Before Camp Pendleton, the north San Diego coast was a central spot for Poinsettia growers
Digging through some old stuff in the bookcase the other day, I found a box of postcards from the early 1940’s. They were all part of the Union Oil Company’s “Natural Color Scenes of the West” series, sold to travelers at Union 76 gas stations.
While most of cards are interesting, one with acres of poinsettias growing in a field really caught my eye. I have driven past the spot where it was taken thousands of times.
Back in 1941 when this photo was taken, this was the San Onofre section of Rancho Santa Margarita y Las Flores. It stretched 17 miles along Pacific coast between San Clemente, CA and Oceanside. In 1942 the Rancho became the Camp Pendleton Marine Base and Highway 101, where this photo was taken, was replaced by Interstate 5 in 1955-56. The shuttered San Onofre nuclear generating station and San Onofre State Beach now sit along what remains the section of Old Highway 101 still accessible to the public.
The Marines have allowed most of Camp Pendleton to return to its original coastal sagebrush chaparral.
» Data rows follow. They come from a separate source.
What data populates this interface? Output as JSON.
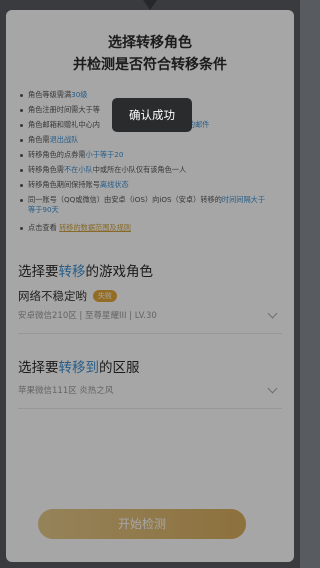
{
  "dialog": {
    "title_line1": "选择转移角色",
    "title_line2": "并检测是否符合转移条件"
  },
  "rules": [
    {
      "text_a": "角色等级需满",
      "hl": "30级",
      "text_b": ""
    },
    {
      "text_a": "角色注册时间需大于等",
      "hl": "",
      "text_b": ""
    },
    {
      "text_a": "角色邮箱和赠礼中心内",
      "hl": "的邮件",
      "text_b": ""
    },
    {
      "text_a": "角色需",
      "hl": "退出战队",
      "text_b": ""
    },
    {
      "text_a": "转移角色的点券需",
      "hl": "小于等于20",
      "text_b": ""
    },
    {
      "text_a": "转移角色需",
      "hl": "不在小队",
      "text_b": "中或所在小队仅有该角色一人"
    },
    {
      "text_a": "转移角色期间保持账号",
      "hl": "离线状态",
      "text_b": ""
    },
    {
      "text_a": "同一账号（QQ或微信）由安卓（iOS）向iOS（安卓）转移的",
      "hl": "时间间隔大于等于90天",
      "text_b": ""
    }
  ],
  "view_link": {
    "prefix": "点击查看",
    "link": "转移的数据范围及规则"
  },
  "role_section": {
    "title_a": "选择要",
    "title_accent": "转移",
    "title_b": "的游戏角色",
    "role_name": "网络不稳定哟",
    "badge": "失败",
    "role_info": "安卓微信210区 | 至尊星耀III | LV.30"
  },
  "server_section": {
    "title_a": "选择要",
    "title_accent": "转移到",
    "title_b": "的区服",
    "server_info": "苹果微信111区 炎热之风"
  },
  "start_button": "开始检测",
  "toast": "确认成功"
}
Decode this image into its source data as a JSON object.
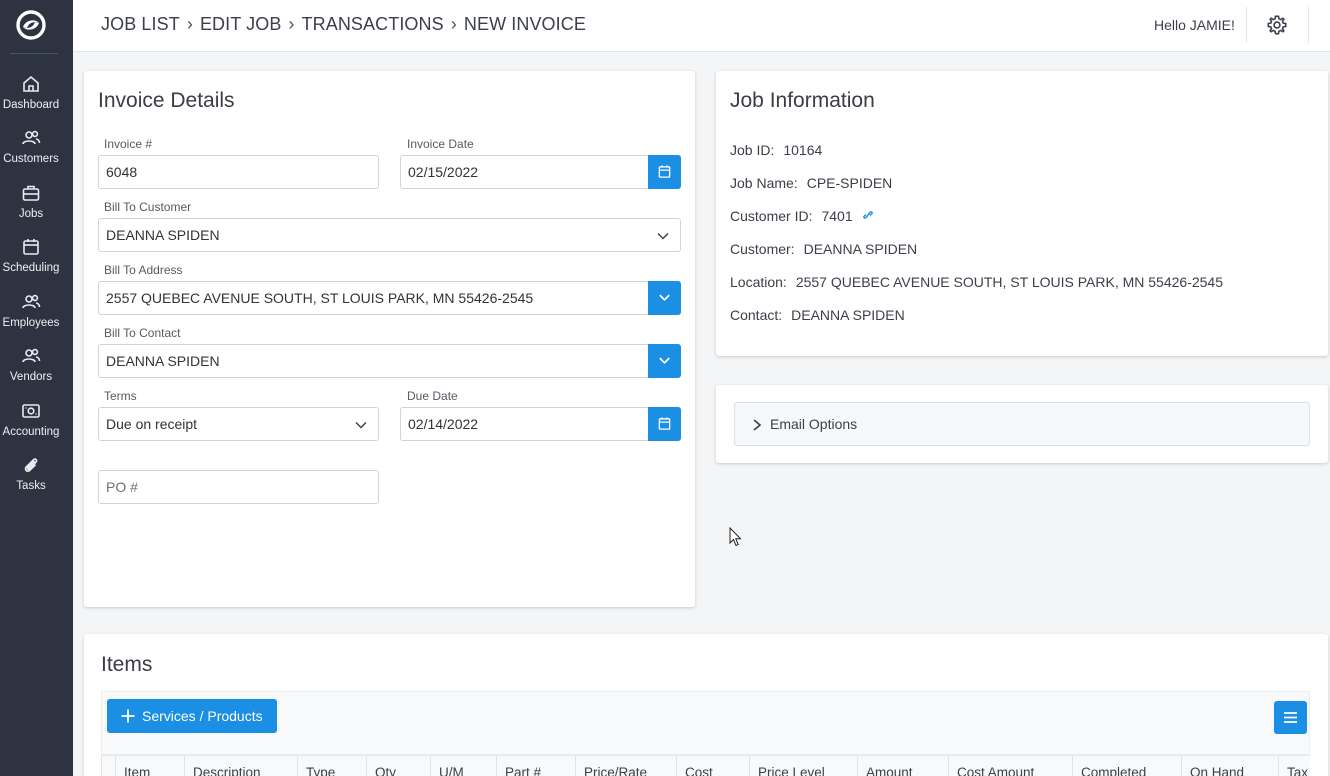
{
  "app": {
    "brand_color": "#1a8fe3",
    "sidebar_color": "#2d3340"
  },
  "sidebar": {
    "items": [
      {
        "label": "Dashboard",
        "icon": "home-icon"
      },
      {
        "label": "Customers",
        "icon": "customers-icon"
      },
      {
        "label": "Jobs",
        "icon": "briefcase-icon"
      },
      {
        "label": "Scheduling",
        "icon": "calendar-icon"
      },
      {
        "label": "Employees",
        "icon": "employees-icon"
      },
      {
        "label": "Vendors",
        "icon": "vendors-icon"
      },
      {
        "label": "Accounting",
        "icon": "money-icon"
      },
      {
        "label": "Tasks",
        "icon": "paperclip-icon"
      }
    ]
  },
  "header": {
    "breadcrumb": [
      "JOB LIST",
      "EDIT JOB",
      "TRANSACTIONS",
      "NEW INVOICE"
    ],
    "greeting": "Hello JAMIE!"
  },
  "invoice": {
    "title": "Invoice Details",
    "invoice_number_label": "Invoice #",
    "invoice_number": "6048",
    "invoice_date_label": "Invoice Date",
    "invoice_date": "02/15/2022",
    "bill_to_customer_label": "Bill To Customer",
    "bill_to_customer": "DEANNA SPIDEN",
    "bill_to_address_label": "Bill To Address",
    "bill_to_address": "2557 QUEBEC AVENUE SOUTH, ST LOUIS PARK, MN 55426-2545",
    "bill_to_contact_label": "Bill To Contact",
    "bill_to_contact": "DEANNA SPIDEN",
    "terms_label": "Terms",
    "terms": "Due on receipt",
    "due_date_label": "Due Date",
    "due_date": "02/14/2022",
    "po_placeholder": "PO #"
  },
  "job_info": {
    "title": "Job Information",
    "job_id_label": "Job ID:",
    "job_id": "10164",
    "job_name_label": "Job Name:",
    "job_name": "CPE-SPIDEN",
    "customer_id_label": "Customer ID:",
    "customer_id": "7401",
    "customer_label": "Customer:",
    "customer": "DEANNA SPIDEN",
    "location_label": "Location:",
    "location": "2557 QUEBEC AVENUE SOUTH, ST LOUIS PARK, MN 55426-2545",
    "contact_label": "Contact:",
    "contact": "DEANNA SPIDEN"
  },
  "email_options": {
    "label": "Email Options"
  },
  "items": {
    "title": "Items",
    "add_button": "Services / Products",
    "columns": [
      "Item",
      "Description",
      "Type",
      "Qty",
      "U/M",
      "Part #",
      "Price/Rate",
      "Cost",
      "Price Level",
      "Amount",
      "Cost Amount",
      "Completed",
      "On Hand",
      "Tax"
    ]
  }
}
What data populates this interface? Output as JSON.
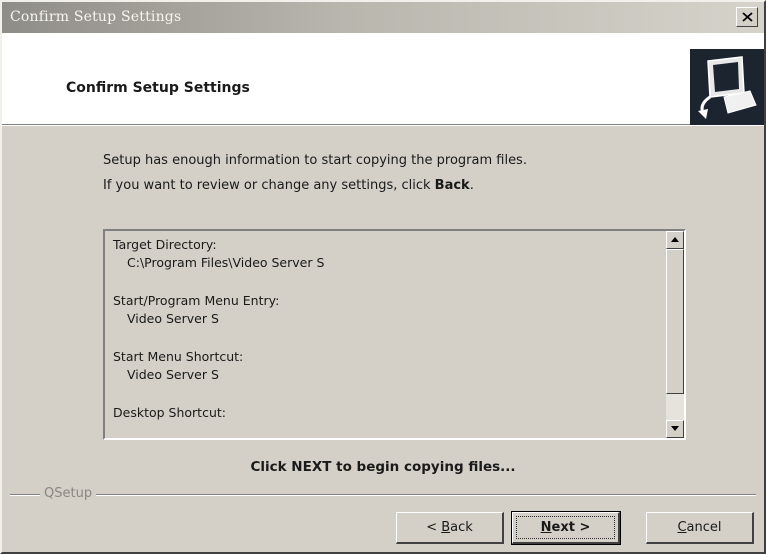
{
  "window": {
    "title": "Confirm Setup Settings"
  },
  "header": {
    "title": "Confirm Setup Settings",
    "icon": "setup-computer-icon"
  },
  "intro": {
    "line1": "Setup has enough information to start copying the program files.",
    "line2_prefix": "If you want to review or change any settings, click ",
    "line2_bold": "Back",
    "line2_suffix": "."
  },
  "settings": [
    {
      "label": "Target Directory:",
      "value": "C:\\Program Files\\Video Server S"
    },
    {
      "label": "Start/Program Menu Entry:",
      "value": "Video Server S"
    },
    {
      "label": "Start Menu Shortcut:",
      "value": "Video Server S"
    },
    {
      "label": "Desktop Shortcut:",
      "value": ""
    }
  ],
  "prompt": "Click NEXT to begin copying files...",
  "footer": {
    "group_label": "QSetup"
  },
  "buttons": {
    "back": {
      "pre": "< ",
      "mnemonic": "B",
      "post": "ack"
    },
    "next": {
      "pre": "",
      "mnemonic": "N",
      "post": "ext >"
    },
    "cancel": {
      "pre": "",
      "mnemonic": "C",
      "post": "ancel"
    }
  },
  "colors": {
    "dialog_bg": "#d4d0c8",
    "header_bg": "#ffffff",
    "logo_bg": "#1c2430"
  }
}
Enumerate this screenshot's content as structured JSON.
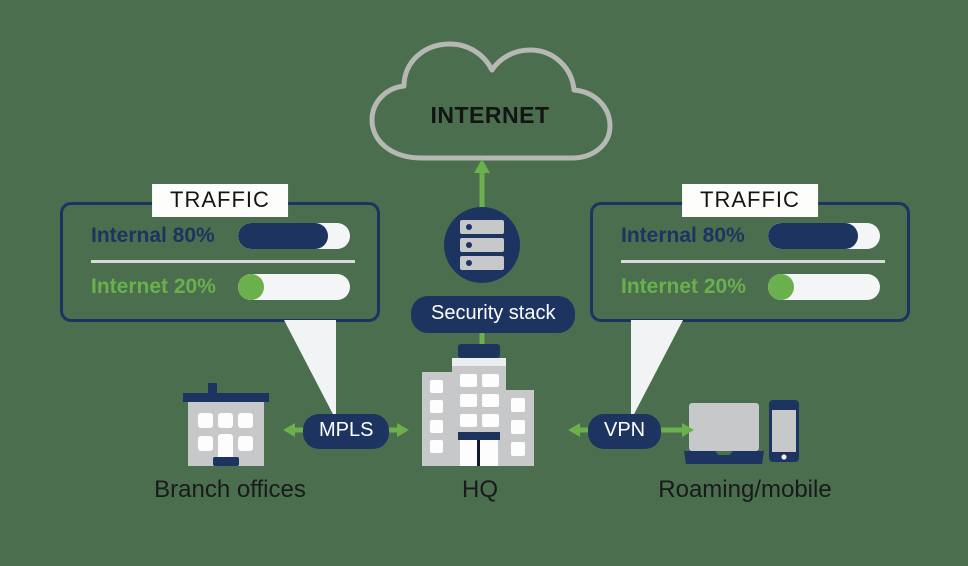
{
  "background_color": "#4a6e4e",
  "colors": {
    "navy": "#1d3461",
    "green": "#6ab04c",
    "gray": "#c6c8ca",
    "light": "#f4f5f7",
    "cloud_outline": "#b6b8b3"
  },
  "cloud": {
    "label": "INTERNET",
    "icon": "cloud-icon"
  },
  "security_stack": {
    "label": "Security stack",
    "icon": "server-stack-icon"
  },
  "panels": {
    "left": {
      "title": "TRAFFIC",
      "rows": [
        {
          "label": "Internal 80%",
          "percent": 80,
          "color": "#1d3461"
        },
        {
          "label": "Internet 20%",
          "percent": 20,
          "color": "#6ab04c"
        }
      ]
    },
    "right": {
      "title": "TRAFFIC",
      "rows": [
        {
          "label": "Internal 80%",
          "percent": 80,
          "color": "#1d3461"
        },
        {
          "label": "Internet 20%",
          "percent": 20,
          "color": "#6ab04c"
        }
      ]
    }
  },
  "links": {
    "mpls": {
      "label": "MPLS"
    },
    "vpn": {
      "label": "VPN"
    }
  },
  "nodes": {
    "branch": {
      "caption": "Branch offices",
      "icon": "office-building-icon"
    },
    "hq": {
      "caption": "HQ",
      "icon": "hq-building-icon"
    },
    "roaming": {
      "caption": "Roaming/mobile",
      "icon": "laptop-phone-icon"
    }
  }
}
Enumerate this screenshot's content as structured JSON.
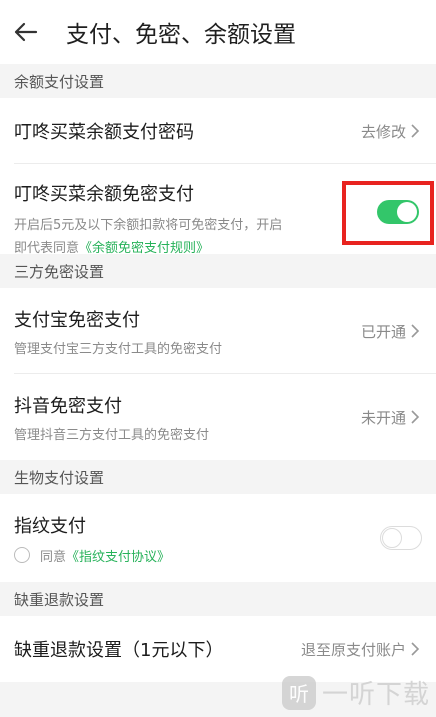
{
  "header": {
    "title": "支付、免密、余额设置",
    "back_icon": "back-arrow-icon"
  },
  "sections": {
    "balance": {
      "label": "余额支付设置",
      "password_row": {
        "title": "叮咚买菜余额支付密码",
        "action": "去修改"
      },
      "free_pay_row": {
        "title": "叮咚买菜余额免密支付",
        "sub_line1": "开启后5元及以下余额扣款将可免密支付，开启",
        "sub_line2_prefix": "即代表同意",
        "sub_line2_link": "《余额免密支付规则》",
        "toggle_on": true
      }
    },
    "third_party": {
      "label": "三方免密设置",
      "alipay": {
        "title": "支付宝免密支付",
        "sub": "管理支付宝三方支付工具的免密支付",
        "status": "已开通"
      },
      "douyin": {
        "title": "抖音免密支付",
        "sub": "管理抖音三方支付工具的免密支付",
        "status": "未开通"
      }
    },
    "biometric": {
      "label": "生物支付设置",
      "fingerprint": {
        "title": "指纹支付",
        "agree_text": "同意",
        "agree_link": "《指纹支付协议》",
        "toggle_on": false
      }
    },
    "refund": {
      "label": "缺重退款设置",
      "row": {
        "title": "缺重退款设置（1元以下）",
        "value": "退至原支付账户"
      }
    }
  },
  "watermark": {
    "logo_glyph": "听",
    "text": "一听下载"
  },
  "colors": {
    "accent_green": "#33c66a",
    "link_green": "#27b25a",
    "highlight_red": "#e8231f"
  }
}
Additionally, the majority of the eucalyptus tree wind breaks have been removed, so it’s kind of hard to visualize where these fields of poinsettias were (doesn’t help that the interstate is higher up than the old highway too).
But if you use the mountains as a guide, you can see the photo was taken looking southeast near where Intersate 5 crosses over old Highway 101 and the train tracks.
You can’t get down to the old highway anymore, but there’s a viewpoint right there off of I5 where you can see where all of these poinsettias once were. I can only imagine that the long trip between LA and San Diego (about 4-1/2 hours then), the sight of all those poinsettias growing next to the Pacific Ocean, a literal sea of red on the left and an ocean of blue on the right, was quite a spectacular welcome (or welcome back) to San Diego.
In case you’re wondering
The back of the postcard reads:
San Onofre, on Highway 101 about midway between Los Angeles and San Diego, grows some 200 acres of Poinsettias. From November to January when flowers are in full bloom, the fields are a mass of red. Distribution of cut flowers is largely throughout Southern California markets but potted plants are shipped all over the United States.
Pretty cool stuff. History is fun.